“There are young singles, young couples and even young families that have been affected financially whose parents or families are now supporting them,” explains Paulucci. Having everybody at home together under the one roof is reassuring but does lead to a lack of space and privacy, and the possibility of getting on each other’s nerves. Many families are looking to tiny homes as the solution. A tiny home can be placed in the backyard, meaning those moving in aren’t pressured with the financial burden of paying rent or purchasing property, yet they still have the comfort of a roof over their head without feeling as though they’re imposing upon their family’s space.
It isn’t all about not-so-empty nesters, though. As well as added financial stress, the COVID-19 pandemic has made working from home a widespread phenomenon. The problem is that not everybody’s homes are perfectly suitable for this kind of operation. Whether it’s a lack of space, an excess of children or simply preferring to keep work and home separate, the idea of an external office in the form of a tiny home is gaining popularity. “We’ve been getting a lot more inquiries about mobile offices, and the reason is because a lot of people are learning they don’t have the right structure to work at home,” Paulucci says, further adding that tiny homes can be used as studies, offices, meeting rooms or virtually anything to do with one’s profession such as audio recording and editing or creative endeavours like painting. While using tiny homes as mobile offices was happening pre-COVID, Paulucci says it’s certainly gained traction.
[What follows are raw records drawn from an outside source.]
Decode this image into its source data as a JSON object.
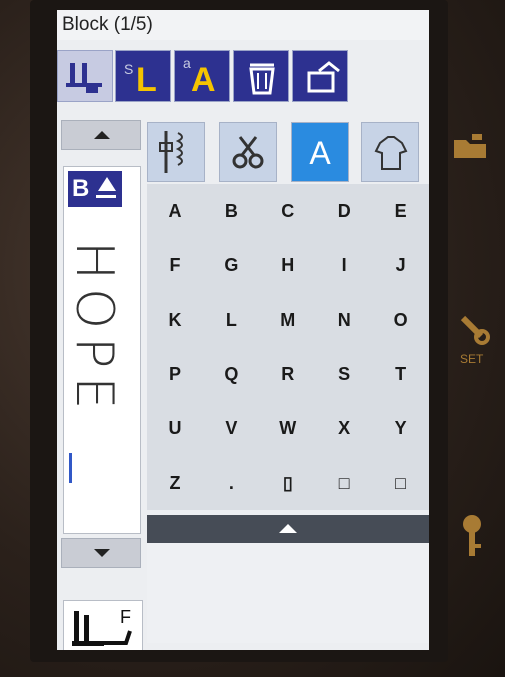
{
  "title": "Block (1/5)",
  "toolbar": [
    {
      "name": "presser-foot-icon"
    },
    {
      "name": "small-letter-size-button",
      "sup": "S",
      "label": "L"
    },
    {
      "name": "font-size-button",
      "sup": "a",
      "label": "A"
    },
    {
      "name": "delete-button"
    },
    {
      "name": "return-button"
    }
  ],
  "sidebar": {
    "badge": "B",
    "preview_text": "HOPE",
    "foot_label": "F"
  },
  "tabs": [
    {
      "name": "utility-stitches-tab",
      "icon": "stitch-icon"
    },
    {
      "name": "decorative-stitches-tab",
      "icon": "scissors-icon"
    },
    {
      "name": "letters-tab",
      "label": "A",
      "active": true
    },
    {
      "name": "applique-tab",
      "icon": "shirt-icon"
    }
  ],
  "keys": [
    [
      "A",
      "B",
      "C",
      "D",
      "E"
    ],
    [
      "F",
      "G",
      "H",
      "I",
      "J"
    ],
    [
      "K",
      "L",
      "M",
      "N",
      "O"
    ],
    [
      "P",
      "Q",
      "R",
      "S",
      "T"
    ],
    [
      "U",
      "V",
      "W",
      "X",
      "Y"
    ],
    [
      "Z",
      ".",
      "▯",
      "□",
      "□"
    ]
  ],
  "right_side": {
    "set_label": "SET"
  },
  "colors": {
    "accent": "#2a8be0",
    "dark_blue": "#2d3190",
    "gold": "#f5c400"
  }
}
Images courtesy of Aussie Tiny Houses.
There are also those who may be struggling with financial pressures but either choose not to or aren’t able to head back to the family home. Tiny homes offer a solution here too, in the form of downsizing. Certainly downsizing is no new concept but it doesn’t traditionally involve moving to a home around one eighth the size of the last one. Tiny homes still have to be placed on private land, so this option is a lot more viable for homeowners than renters, since it allows the owners to sell their current property in favour of purchasing or renting a far smaller piece of vacant land upon which to place their new mobile tiny home. This option is particularly popular because the sale of their home leaves them with extra finances to get through this uncertain time.
A lot of these demographics represent the same kinds of people who would normally be interested in tiny homes, but Paulucci highlights the key difference now is urgency. “It’s very similar, we’ve just been finding that it’s getting more traction Also customers are coming in more certain of what they want to do, and they need to do it sooner,” he says. “This situation is pushing people to start making these decisions more quickly.” While this foretells of a situation wherein many are left with tiny homes after their immediate need for them has passed, owners will likely opt to lease them out, giving the tiny home a chance to pay for itself.
Paulucci predicts that many, after experiencing the simplicity and low-maintenance living in tiny homes can offer, will be in no rush to go back to traditional houses. “Once people start moving into this type of lifestyle and this type of new financial scenario, a lot aren’t going to go back into conventional homes,” he believes. If the rising popularity in tiny homes does in fact persist after the pandemic, it’ll be interesting to see whether developers catch on and begin dramatically subdividing their properties into much smaller parcels of land for the use of tiny homes – for purchasers and renters alike.
For now though, tiny homes offer families, grandparents, stay-at-home workers and many who are struggling with finances and isolation an opportunity for reprieve – so long as they’re on board with sleeping, cooking and eating in the same room!